• **How to complete this task**
Set down all of the data exactly. Pictures stay out of the copy.
Segment Start: Extracted information
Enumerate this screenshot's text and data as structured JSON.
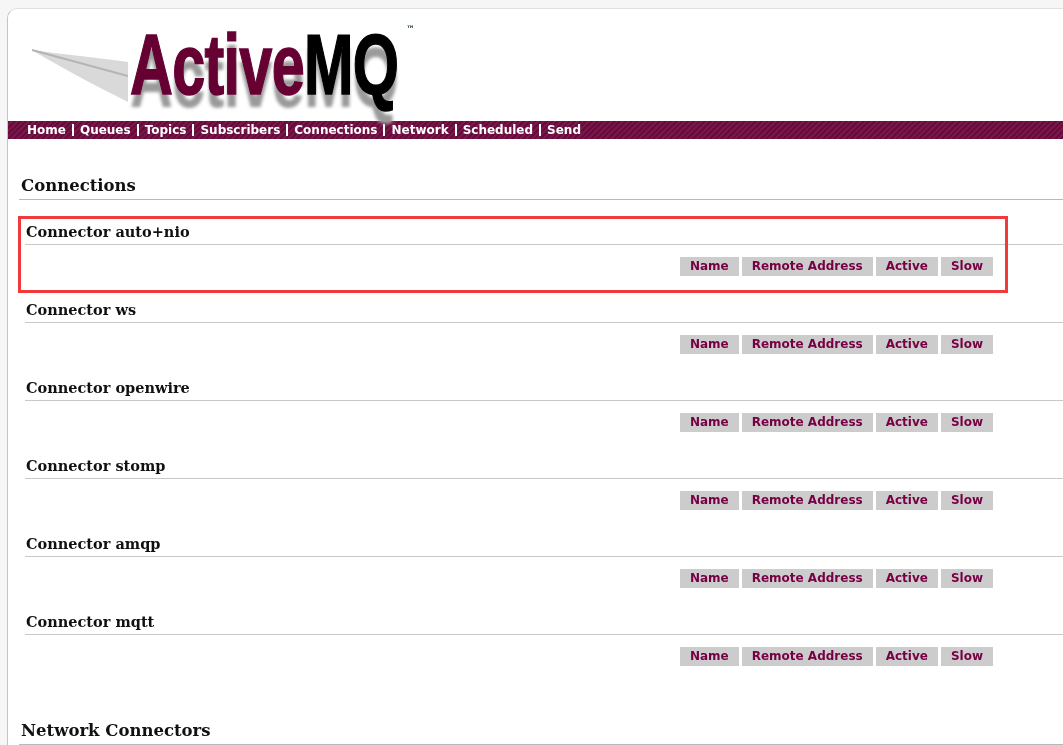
{
  "logo": {
    "name": "Active",
    "suffix": "MQ",
    "trademark": "™"
  },
  "nav": [
    {
      "label": "Home"
    },
    {
      "label": "Queues"
    },
    {
      "label": "Topics"
    },
    {
      "label": "Subscribers"
    },
    {
      "label": "Connections"
    },
    {
      "label": "Network"
    },
    {
      "label": "Scheduled"
    },
    {
      "label": "Send"
    }
  ],
  "sections": [
    {
      "title": "Connections",
      "connectors": [
        {
          "title": "Connector auto+nio",
          "highlighted": true,
          "columns": [
            "Name",
            "Remote Address",
            "Active",
            "Slow"
          ]
        },
        {
          "title": "Connector ws",
          "highlighted": false,
          "columns": [
            "Name",
            "Remote Address",
            "Active",
            "Slow"
          ]
        },
        {
          "title": "Connector openwire",
          "highlighted": false,
          "columns": [
            "Name",
            "Remote Address",
            "Active",
            "Slow"
          ]
        },
        {
          "title": "Connector stomp",
          "highlighted": false,
          "columns": [
            "Name",
            "Remote Address",
            "Active",
            "Slow"
          ]
        },
        {
          "title": "Connector amqp",
          "highlighted": false,
          "columns": [
            "Name",
            "Remote Address",
            "Active",
            "Slow"
          ]
        },
        {
          "title": "Connector mqtt",
          "highlighted": false,
          "columns": [
            "Name",
            "Remote Address",
            "Active",
            "Slow"
          ]
        }
      ]
    },
    {
      "title": "Network Connectors"
    }
  ]
}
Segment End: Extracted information
• **Result below**
Enumerate this screenshot's text and data as structured JSON.
{
  "logo": {
    "name": "Active",
    "suffix": "MQ",
    "trademark": "™"
  },
  "nav": [
    {
      "label": "Home"
    },
    {
      "label": "Queues"
    },
    {
      "label": "Topics"
    },
    {
      "label": "Subscribers"
    },
    {
      "label": "Connections"
    },
    {
      "label": "Network"
    },
    {
      "label": "Scheduled"
    },
    {
      "label": "Send"
    }
  ],
  "sections": [
    {
      "title": "Connections",
      "connectors": [
        {
          "title": "Connector auto+nio",
          "highlighted": true,
          "columns": [
            "Name",
            "Remote Address",
            "Active",
            "Slow"
          ]
        },
        {
          "title": "Connector ws",
          "highlighted": false,
          "columns": [
            "Name",
            "Remote Address",
            "Active",
            "Slow"
          ]
        },
        {
          "title": "Connector openwire",
          "highlighted": false,
          "columns": [
            "Name",
            "Remote Address",
            "Active",
            "Slow"
          ]
        },
        {
          "title": "Connector stomp",
          "highlighted": false,
          "columns": [
            "Name",
            "Remote Address",
            "Active",
            "Slow"
          ]
        },
        {
          "title": "Connector amqp",
          "highlighted": false,
          "columns": [
            "Name",
            "Remote Address",
            "Active",
            "Slow"
          ]
        },
        {
          "title": "Connector mqtt",
          "highlighted": false,
          "columns": [
            "Name",
            "Remote Address",
            "Active",
            "Slow"
          ]
        }
      ]
    },
    {
      "title": "Network Connectors"
    }
  ]
}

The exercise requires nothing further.